"(a) Each Department shall fix the salary of its secretary, subject to the limitations of subsection (b) of this section. "(b) In New Castle County the salary of the secretary shall not be less than $3,000 per year. In Kent and Sussex Counties the salaries of the respective secretaries shall not exceed $2,500 per year."

15 Del.C. § 114 provides:

"Each Department may employ such assistants as it may deem necessary for the performance by the Department of its duties. The duties of such asistants shall be prescribed and their compensation fixed by the Department employing them."

The distinction between a public office and a public employment was considered by this Court in State ex rel. Green v. Glenn, supra [9 W.W.Harr. 584, 4 A.2d 367]. In that case, it was held that the Secretary of the Department of Elections for the City of Wilmington, as then constituted under an earlier Statute, was not a public officer. The test applied by the Court in reaching that conclusion was this:

"Can it be said that by the Act any duty has been cast upon the Secretary of the Department of Elections which involves the exercise of some portion of the sovereign power of the State?

When applied to the Statute here involved, the foregoing question must be answered in the negative. No specific powers or duties, sovereign or otherwise, are vested by the Statute in the Secretary of the Department of Elections. Except for the provisions of 15 Del.C. § 114, providing for the employment of such assistants as may be deemed "necessary for the performance by the Department of its duties" and the prescription of their duties by the Department, the Statute is completely silent as to the powers and duties of the Secretary. A position, the duties of which are undefined by law and which can be changed at the will of the superior, is not a public office but a mere public employment. In order to constitute a public office, and the incumbent a public officer, it is necessary that the powers and *781 duties of the position be conferred and defined by law. See 67 C.J.S., Officers, § 5, page 114.

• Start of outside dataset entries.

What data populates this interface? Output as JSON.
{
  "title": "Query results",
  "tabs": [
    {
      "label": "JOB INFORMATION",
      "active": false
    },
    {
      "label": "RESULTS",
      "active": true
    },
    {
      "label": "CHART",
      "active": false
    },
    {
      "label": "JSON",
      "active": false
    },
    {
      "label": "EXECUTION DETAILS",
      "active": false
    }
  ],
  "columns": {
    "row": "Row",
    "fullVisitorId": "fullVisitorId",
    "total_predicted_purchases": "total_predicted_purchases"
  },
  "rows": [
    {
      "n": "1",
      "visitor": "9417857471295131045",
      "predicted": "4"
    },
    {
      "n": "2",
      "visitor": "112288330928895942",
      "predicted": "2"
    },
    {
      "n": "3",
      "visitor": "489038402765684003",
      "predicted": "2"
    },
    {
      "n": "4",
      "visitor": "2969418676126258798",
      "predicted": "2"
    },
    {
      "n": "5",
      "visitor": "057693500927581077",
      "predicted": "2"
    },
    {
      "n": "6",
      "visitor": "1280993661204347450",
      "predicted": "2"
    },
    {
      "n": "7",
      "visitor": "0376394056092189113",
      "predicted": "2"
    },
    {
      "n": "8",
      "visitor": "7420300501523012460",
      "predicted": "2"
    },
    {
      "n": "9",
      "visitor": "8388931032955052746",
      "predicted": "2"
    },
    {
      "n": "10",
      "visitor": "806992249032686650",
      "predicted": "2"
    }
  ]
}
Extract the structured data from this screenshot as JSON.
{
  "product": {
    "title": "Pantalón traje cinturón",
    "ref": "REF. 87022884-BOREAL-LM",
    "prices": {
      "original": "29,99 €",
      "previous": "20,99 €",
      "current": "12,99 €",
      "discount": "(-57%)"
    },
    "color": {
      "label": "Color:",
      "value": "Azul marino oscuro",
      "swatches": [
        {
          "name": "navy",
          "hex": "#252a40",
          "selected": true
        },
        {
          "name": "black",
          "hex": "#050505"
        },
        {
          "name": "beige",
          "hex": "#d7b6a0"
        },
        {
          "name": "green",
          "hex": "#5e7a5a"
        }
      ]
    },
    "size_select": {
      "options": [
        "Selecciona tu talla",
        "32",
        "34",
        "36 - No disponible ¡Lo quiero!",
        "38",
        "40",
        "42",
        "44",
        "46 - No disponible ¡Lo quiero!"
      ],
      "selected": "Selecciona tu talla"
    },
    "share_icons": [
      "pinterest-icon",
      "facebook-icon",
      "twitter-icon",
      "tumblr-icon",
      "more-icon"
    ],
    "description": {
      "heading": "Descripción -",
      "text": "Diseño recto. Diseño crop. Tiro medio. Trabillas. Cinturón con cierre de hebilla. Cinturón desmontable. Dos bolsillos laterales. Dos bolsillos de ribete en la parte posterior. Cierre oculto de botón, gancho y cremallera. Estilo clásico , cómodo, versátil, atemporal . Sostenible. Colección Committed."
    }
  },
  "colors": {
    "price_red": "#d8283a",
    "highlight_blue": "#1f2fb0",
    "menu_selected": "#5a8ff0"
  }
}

The members of the Department of Elections are, of course, public officers. They may delegate ministerial powers and duties to the Secretary but their sovereign powers and duties, involving the exercise of discretion and judgment for the public welfare, may not be properly delegated. Accordingly, the statutory sovereign powers and duties of the members of the Department may not be said to become the powers and duties of the Secretary by virtue of 15 Del.C. § 114.

Since the Secretary of the Department of Elections is a public employee and not a public officer, it is held that an information in the nature of a quo warranto is not a proper remedy by which to determine the claim of the plaintiff in this case.

Accordingly, the motion to dismiss the complaint will be denied.